- Entries from a dataset of interfaces -
----------------
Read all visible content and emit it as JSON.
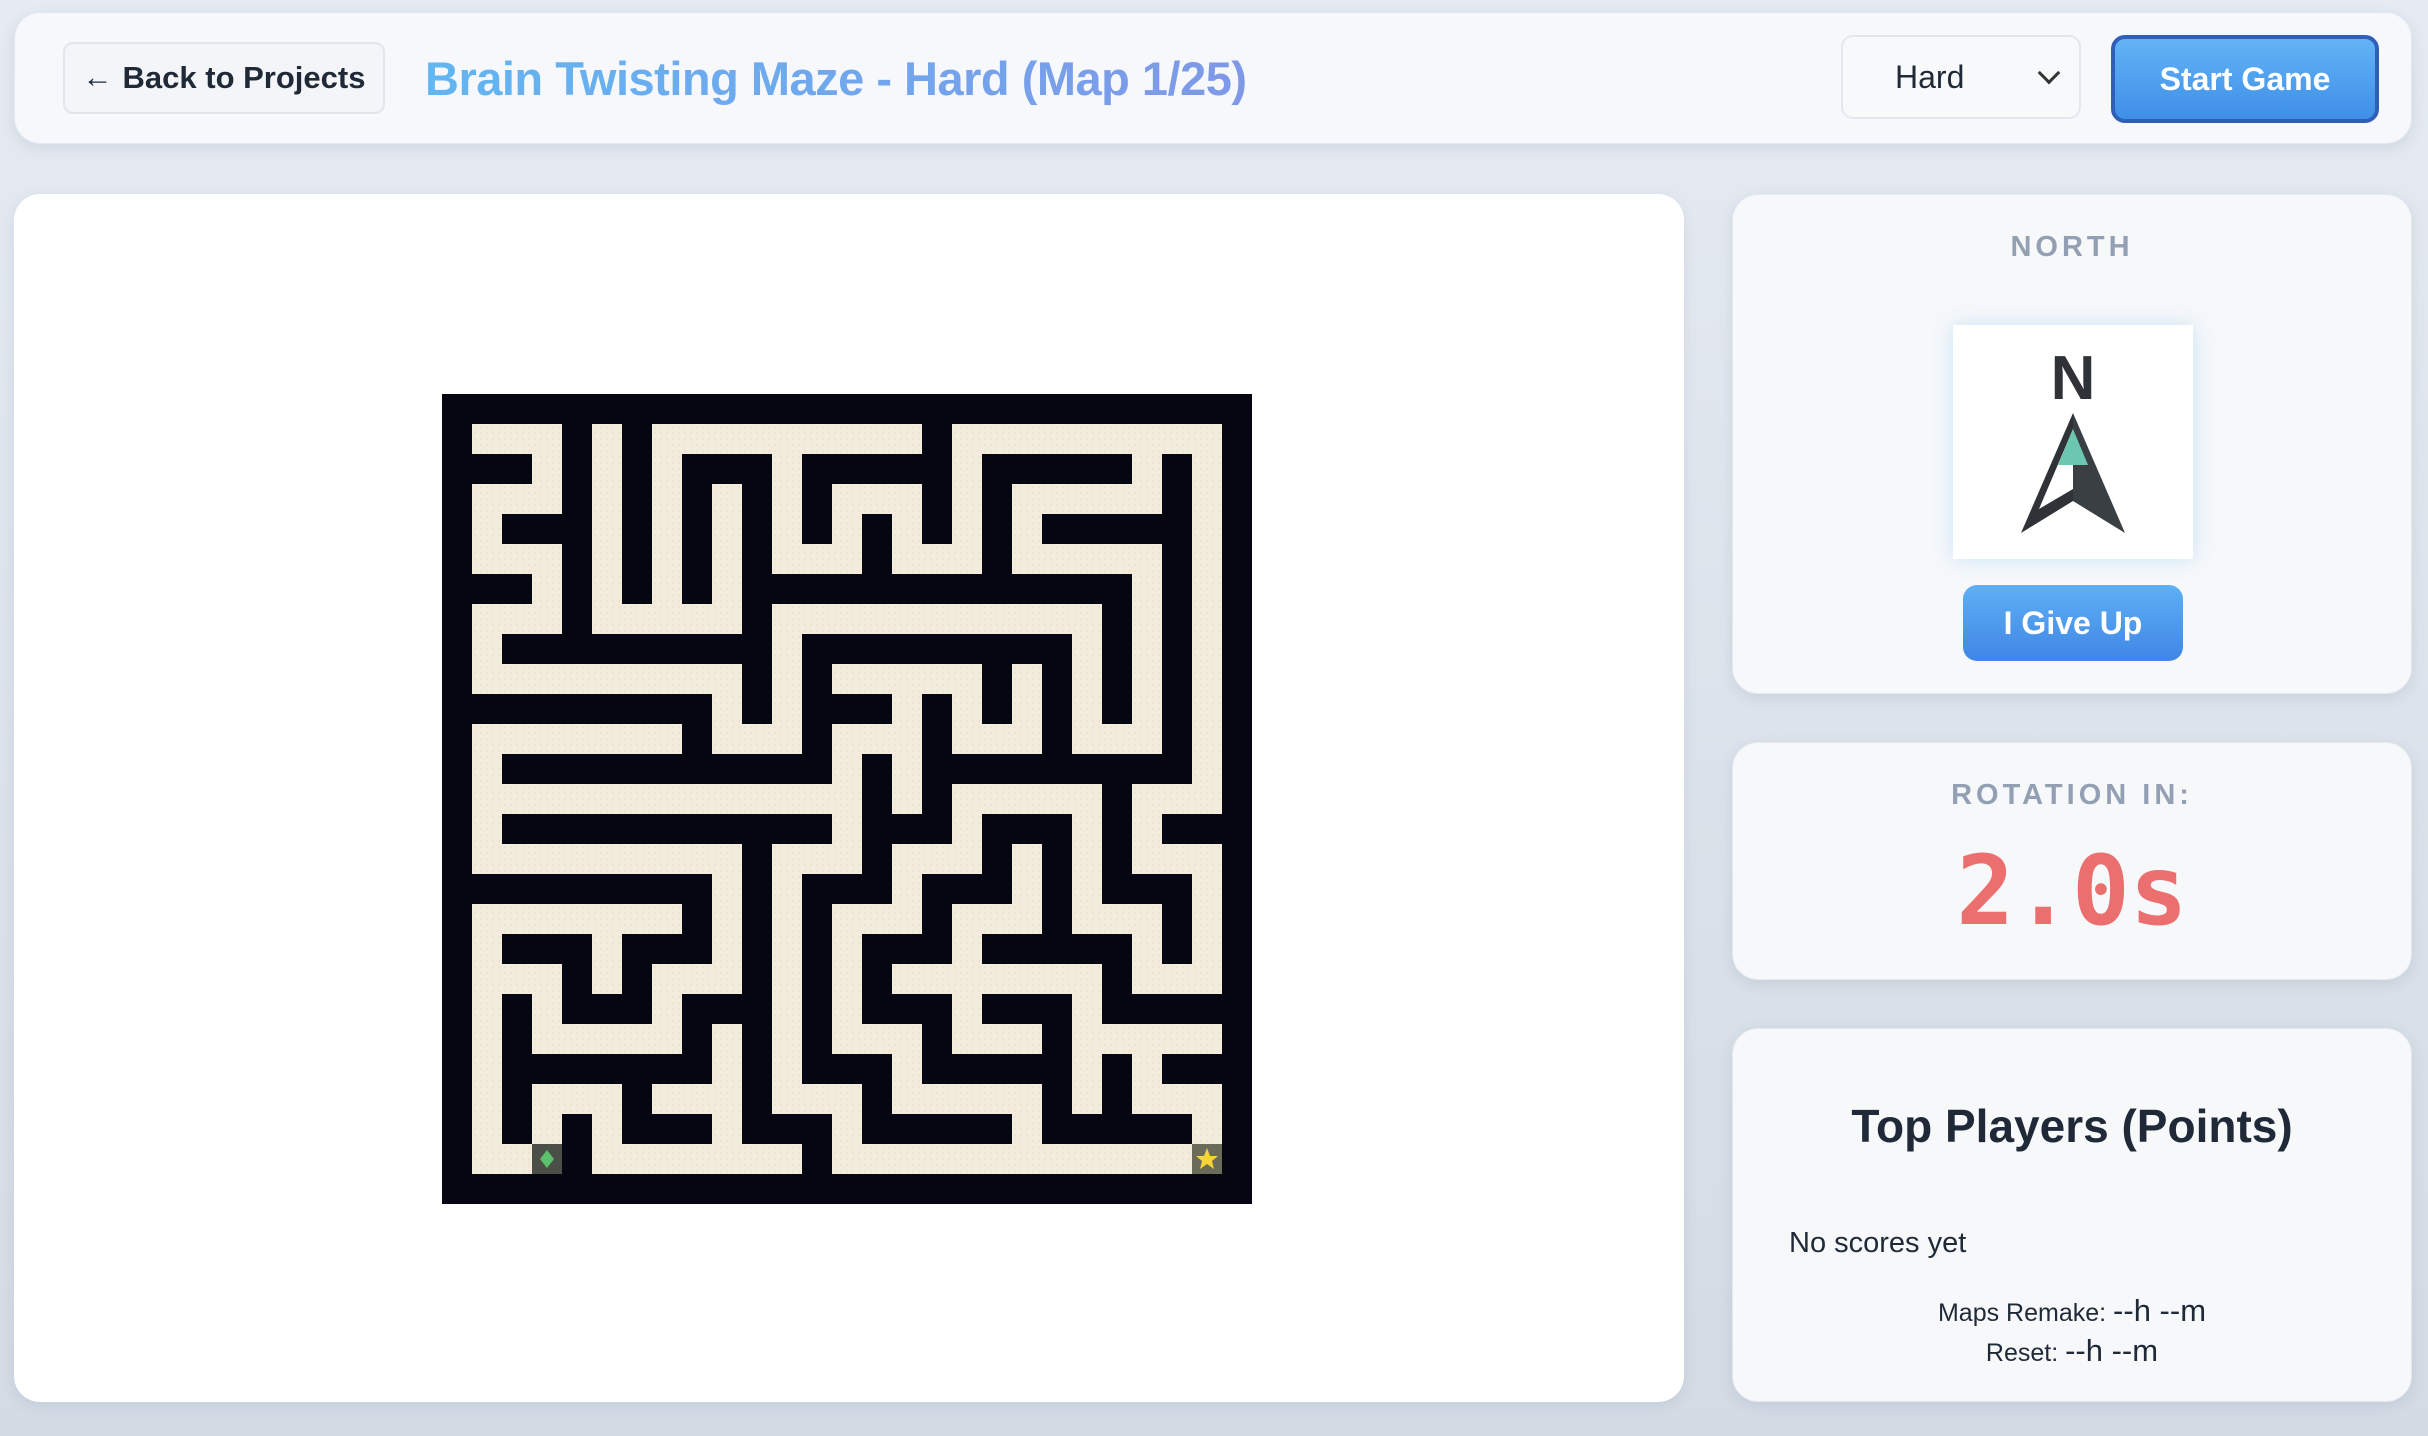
{
  "header": {
    "back_label": "Back to Projects",
    "title": "Brain Twisting Maze - Hard (Map 1/25)",
    "difficulty_selected": "Hard",
    "start_label": "Start Game"
  },
  "compass": {
    "label": "NORTH",
    "letter": "N",
    "give_up_label": "I Give Up"
  },
  "timer": {
    "label": "ROTATION IN:",
    "value": "2.0s"
  },
  "scores": {
    "title": "Top Players (Points)",
    "empty_text": "No scores yet",
    "maps_remake_label": "Maps Remake:",
    "maps_remake_value": "--h --m",
    "reset_label": "Reset:",
    "reset_value": "--h --m"
  },
  "maze": {
    "wall_color": "#060612",
    "path_color": "#f3ecdc",
    "start_icon": "player-icon",
    "goal_icon": "star-icon"
  }
}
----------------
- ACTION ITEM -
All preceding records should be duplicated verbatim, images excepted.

- EXPECTED ANSWER -
Read all visible content and emit it as JSON.
{
  "header": {
    "back_label": "Back to Projects",
    "title": "Brain Twisting Maze - Hard (Map 1/25)",
    "difficulty_selected": "Hard",
    "start_label": "Start Game"
  },
  "compass": {
    "label": "NORTH",
    "letter": "N",
    "give_up_label": "I Give Up"
  },
  "timer": {
    "label": "ROTATION IN:",
    "value": "2.0s"
  },
  "scores": {
    "title": "Top Players (Points)",
    "empty_text": "No scores yet",
    "maps_remake_label": "Maps Remake:",
    "maps_remake_value": "--h --m",
    "reset_label": "Reset:",
    "reset_value": "--h --m"
  },
  "maze": {
    "wall_color": "#060612",
    "path_color": "#f3ecdc",
    "start_icon": "player-icon",
    "goal_icon": "star-icon"
  }
}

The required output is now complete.